Mr. T. M. Fallow's paper on Elizabethan Visitations of the Churches of the Peculiar of the Dean of York gives an interesting insight into the moral and religious state of parts of the North and East Ridings at the close of the sixteenth century. To genealogists Mr. J. W. Clay's paper on the Clifford Family will be especially useful.
Attention is particularly directed to the articles on the two religious houses of Eggleston and Mount Grace, as being of more than usual importance. The architectural account of Eggleston, a house of Premonstratensian or White Canons, made famous by the genius of Sir Walter Scott, is written by the Rev. J. F. Hodgson,
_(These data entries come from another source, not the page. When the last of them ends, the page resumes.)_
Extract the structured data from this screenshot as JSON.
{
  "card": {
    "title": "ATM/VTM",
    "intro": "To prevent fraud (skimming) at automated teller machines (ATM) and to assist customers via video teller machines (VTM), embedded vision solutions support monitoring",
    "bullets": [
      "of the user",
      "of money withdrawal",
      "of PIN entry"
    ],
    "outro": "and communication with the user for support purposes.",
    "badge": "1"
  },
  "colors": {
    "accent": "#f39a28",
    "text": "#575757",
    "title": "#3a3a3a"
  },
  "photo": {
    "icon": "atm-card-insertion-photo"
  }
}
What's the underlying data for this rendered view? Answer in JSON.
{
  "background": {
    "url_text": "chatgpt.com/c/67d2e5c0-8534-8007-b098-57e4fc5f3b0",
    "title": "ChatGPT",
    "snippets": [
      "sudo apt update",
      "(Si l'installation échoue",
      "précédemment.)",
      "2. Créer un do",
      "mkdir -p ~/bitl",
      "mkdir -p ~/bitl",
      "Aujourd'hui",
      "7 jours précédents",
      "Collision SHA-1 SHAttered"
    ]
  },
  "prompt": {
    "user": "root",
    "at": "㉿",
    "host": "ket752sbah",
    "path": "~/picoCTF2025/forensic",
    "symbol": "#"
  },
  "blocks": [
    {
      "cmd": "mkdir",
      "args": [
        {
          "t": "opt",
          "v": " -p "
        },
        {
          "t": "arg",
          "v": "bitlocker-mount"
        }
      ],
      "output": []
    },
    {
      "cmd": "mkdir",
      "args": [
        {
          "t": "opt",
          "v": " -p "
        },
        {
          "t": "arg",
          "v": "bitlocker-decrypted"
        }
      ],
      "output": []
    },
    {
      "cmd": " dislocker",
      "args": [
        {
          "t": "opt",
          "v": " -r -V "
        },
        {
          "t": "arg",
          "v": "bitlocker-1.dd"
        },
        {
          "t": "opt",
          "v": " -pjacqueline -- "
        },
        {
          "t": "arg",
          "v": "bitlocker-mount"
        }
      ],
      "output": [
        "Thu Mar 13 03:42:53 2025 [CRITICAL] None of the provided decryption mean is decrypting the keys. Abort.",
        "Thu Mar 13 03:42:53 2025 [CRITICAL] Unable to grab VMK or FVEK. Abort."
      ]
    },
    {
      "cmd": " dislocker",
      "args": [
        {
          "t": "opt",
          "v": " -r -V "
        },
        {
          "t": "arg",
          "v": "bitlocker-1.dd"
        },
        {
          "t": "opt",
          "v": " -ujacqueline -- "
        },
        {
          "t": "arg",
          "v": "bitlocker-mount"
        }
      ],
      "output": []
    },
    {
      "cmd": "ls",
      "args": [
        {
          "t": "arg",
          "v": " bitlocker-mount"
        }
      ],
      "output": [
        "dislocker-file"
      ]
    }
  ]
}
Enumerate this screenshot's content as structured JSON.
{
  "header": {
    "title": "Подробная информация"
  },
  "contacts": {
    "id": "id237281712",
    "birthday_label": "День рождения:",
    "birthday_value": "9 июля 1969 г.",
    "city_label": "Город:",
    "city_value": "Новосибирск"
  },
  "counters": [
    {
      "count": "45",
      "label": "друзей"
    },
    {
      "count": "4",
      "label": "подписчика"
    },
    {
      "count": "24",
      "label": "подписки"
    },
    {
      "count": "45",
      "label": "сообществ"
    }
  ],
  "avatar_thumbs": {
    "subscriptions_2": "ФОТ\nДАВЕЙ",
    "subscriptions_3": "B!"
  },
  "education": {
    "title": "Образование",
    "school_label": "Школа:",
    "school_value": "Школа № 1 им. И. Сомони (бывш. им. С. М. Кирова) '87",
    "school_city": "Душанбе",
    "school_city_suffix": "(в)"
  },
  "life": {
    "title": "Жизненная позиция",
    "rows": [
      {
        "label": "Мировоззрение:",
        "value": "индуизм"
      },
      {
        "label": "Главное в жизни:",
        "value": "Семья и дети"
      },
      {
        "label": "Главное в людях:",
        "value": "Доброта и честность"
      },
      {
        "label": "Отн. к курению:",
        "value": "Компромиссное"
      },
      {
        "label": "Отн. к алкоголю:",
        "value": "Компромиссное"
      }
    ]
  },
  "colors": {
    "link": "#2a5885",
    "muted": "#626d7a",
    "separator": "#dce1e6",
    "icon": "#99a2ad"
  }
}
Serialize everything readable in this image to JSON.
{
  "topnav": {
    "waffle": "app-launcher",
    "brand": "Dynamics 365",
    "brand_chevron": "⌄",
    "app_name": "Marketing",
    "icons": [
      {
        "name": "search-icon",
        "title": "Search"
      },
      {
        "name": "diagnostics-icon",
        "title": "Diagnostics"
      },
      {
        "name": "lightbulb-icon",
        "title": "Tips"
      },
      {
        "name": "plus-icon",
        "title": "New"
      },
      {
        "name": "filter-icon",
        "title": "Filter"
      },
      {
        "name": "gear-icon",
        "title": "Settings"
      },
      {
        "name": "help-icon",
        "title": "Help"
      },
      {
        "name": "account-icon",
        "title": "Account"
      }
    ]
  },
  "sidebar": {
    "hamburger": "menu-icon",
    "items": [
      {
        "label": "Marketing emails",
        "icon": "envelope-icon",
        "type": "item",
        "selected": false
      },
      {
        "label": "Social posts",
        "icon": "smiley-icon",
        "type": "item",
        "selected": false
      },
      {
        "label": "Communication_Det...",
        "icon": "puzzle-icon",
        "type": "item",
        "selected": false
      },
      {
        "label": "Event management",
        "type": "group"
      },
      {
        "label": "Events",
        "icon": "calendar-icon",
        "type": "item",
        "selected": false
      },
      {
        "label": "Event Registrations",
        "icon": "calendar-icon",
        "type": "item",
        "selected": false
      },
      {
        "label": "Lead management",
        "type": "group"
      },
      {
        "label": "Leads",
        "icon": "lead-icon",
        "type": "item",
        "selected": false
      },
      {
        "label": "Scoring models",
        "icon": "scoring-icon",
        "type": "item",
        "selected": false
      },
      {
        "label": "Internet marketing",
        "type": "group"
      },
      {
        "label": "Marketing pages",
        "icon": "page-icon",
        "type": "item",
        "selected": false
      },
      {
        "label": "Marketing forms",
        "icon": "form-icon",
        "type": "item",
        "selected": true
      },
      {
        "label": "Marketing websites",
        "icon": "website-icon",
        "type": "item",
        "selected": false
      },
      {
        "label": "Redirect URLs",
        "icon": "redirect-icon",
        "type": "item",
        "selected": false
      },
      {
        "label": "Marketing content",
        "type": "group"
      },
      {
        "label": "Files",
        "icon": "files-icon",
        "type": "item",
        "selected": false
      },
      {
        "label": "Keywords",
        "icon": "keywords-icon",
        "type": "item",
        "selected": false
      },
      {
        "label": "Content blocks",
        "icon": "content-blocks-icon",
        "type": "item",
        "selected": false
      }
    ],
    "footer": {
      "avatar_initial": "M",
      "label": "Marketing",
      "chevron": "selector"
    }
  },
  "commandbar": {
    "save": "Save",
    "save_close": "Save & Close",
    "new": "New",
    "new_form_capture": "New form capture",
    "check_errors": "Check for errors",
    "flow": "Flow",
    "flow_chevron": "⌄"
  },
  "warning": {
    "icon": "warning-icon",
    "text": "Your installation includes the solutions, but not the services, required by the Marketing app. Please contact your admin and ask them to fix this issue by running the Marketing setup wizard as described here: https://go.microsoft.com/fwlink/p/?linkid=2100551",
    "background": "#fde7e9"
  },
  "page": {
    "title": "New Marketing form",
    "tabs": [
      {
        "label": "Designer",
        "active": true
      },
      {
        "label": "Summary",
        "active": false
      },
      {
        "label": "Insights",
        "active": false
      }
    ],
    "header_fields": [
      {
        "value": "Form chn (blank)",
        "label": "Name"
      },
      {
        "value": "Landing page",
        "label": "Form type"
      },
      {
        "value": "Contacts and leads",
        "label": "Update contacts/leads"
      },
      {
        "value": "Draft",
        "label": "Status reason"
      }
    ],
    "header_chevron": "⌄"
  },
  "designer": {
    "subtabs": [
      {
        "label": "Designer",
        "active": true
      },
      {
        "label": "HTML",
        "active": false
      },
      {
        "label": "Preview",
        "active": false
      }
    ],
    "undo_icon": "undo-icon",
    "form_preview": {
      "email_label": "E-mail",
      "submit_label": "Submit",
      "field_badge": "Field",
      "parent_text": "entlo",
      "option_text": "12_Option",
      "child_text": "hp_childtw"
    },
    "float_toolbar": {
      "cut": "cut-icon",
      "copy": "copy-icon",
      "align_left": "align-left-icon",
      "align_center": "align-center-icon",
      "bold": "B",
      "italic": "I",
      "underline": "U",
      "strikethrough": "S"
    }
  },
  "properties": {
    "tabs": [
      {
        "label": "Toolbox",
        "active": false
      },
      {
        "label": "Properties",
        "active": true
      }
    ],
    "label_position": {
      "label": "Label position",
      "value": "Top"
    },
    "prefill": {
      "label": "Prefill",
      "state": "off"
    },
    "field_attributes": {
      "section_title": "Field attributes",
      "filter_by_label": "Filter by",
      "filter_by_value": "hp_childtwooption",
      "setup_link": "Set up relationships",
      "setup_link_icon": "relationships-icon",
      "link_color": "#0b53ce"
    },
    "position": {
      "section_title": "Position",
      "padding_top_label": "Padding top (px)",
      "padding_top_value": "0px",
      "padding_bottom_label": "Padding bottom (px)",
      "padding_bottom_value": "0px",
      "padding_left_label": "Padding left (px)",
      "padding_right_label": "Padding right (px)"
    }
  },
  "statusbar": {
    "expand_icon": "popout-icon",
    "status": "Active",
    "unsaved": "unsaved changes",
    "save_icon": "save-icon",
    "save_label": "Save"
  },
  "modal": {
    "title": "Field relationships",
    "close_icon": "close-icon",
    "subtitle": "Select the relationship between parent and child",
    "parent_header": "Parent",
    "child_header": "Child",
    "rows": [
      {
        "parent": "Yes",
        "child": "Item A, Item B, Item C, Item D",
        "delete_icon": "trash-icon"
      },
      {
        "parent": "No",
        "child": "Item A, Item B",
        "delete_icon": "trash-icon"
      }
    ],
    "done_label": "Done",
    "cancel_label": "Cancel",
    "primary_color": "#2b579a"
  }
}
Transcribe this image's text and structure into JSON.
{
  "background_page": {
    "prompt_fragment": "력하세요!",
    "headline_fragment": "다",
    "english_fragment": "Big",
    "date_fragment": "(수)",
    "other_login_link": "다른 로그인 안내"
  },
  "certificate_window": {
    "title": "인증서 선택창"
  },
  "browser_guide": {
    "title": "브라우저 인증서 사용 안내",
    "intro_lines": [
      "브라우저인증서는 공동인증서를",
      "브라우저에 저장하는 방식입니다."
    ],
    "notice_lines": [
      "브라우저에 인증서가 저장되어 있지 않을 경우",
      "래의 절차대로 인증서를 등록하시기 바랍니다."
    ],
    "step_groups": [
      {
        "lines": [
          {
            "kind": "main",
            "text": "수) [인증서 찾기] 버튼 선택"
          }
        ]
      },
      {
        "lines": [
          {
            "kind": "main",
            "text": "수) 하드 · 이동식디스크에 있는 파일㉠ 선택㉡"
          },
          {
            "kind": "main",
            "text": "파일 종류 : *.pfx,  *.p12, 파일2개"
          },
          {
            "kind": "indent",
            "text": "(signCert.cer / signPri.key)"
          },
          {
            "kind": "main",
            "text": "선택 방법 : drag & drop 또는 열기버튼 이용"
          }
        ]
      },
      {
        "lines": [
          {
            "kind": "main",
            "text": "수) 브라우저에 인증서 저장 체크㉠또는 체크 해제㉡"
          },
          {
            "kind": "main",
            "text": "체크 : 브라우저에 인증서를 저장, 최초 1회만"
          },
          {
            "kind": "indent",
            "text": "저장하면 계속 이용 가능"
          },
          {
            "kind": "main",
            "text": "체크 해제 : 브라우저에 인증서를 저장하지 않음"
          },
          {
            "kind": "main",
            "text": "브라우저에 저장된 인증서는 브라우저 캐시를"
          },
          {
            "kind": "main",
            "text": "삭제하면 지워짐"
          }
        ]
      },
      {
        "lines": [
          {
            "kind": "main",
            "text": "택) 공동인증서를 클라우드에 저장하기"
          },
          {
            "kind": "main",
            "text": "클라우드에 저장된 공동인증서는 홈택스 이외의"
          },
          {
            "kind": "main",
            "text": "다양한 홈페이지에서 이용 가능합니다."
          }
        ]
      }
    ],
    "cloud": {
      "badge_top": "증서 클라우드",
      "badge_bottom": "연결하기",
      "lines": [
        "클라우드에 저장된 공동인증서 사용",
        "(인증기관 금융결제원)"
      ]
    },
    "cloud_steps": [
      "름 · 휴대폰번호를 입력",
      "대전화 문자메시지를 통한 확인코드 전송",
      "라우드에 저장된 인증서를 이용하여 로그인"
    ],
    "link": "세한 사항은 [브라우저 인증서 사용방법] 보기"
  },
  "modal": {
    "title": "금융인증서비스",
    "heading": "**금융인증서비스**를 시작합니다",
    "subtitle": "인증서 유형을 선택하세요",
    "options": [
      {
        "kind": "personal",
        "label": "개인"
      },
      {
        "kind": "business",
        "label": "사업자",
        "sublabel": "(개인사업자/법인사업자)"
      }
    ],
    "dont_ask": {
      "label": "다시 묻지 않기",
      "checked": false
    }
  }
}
vicar of Witton-le-Wear, in the county of Durham, in a style more animated than is usual in this class of work. In the account of Mount Grace Priory, Mr. W. H. St. John Hope has done justice to the claims of this unique ruin, where only in Great Britain is it possible to study the peculiar domestic arrangements of the Carthusian Order. The coloured plan, also by Mr. Hope, is on the same scale as that of Fountains Abbey, by Mr. Harold Brakspear, which appeared in Volume XV. of the Journal. The history of the founding of the Carthusian Order has been ably dealt with by the Rev. H. V. Le Bas, preacher at the London Charterhouse, with an account of the daily life of the monks, which shows why the buildings around a Carthusian cloister were arranged in a different manner from those of any other Order.
The accounts, both of Eggleston and of Mount Grace, are fully illustrated, and the history of each house, so far as it could be ascertained, has been adequately dealt with.
In conclusion, the Editor takes this opportunity, on resigning his office after ten years' service, of tendering his heartiest thanks to members and contributors for the uniform kindness and consideration he has experienced at their hands during his tenure of office.
10, PARK STReet, Leeds,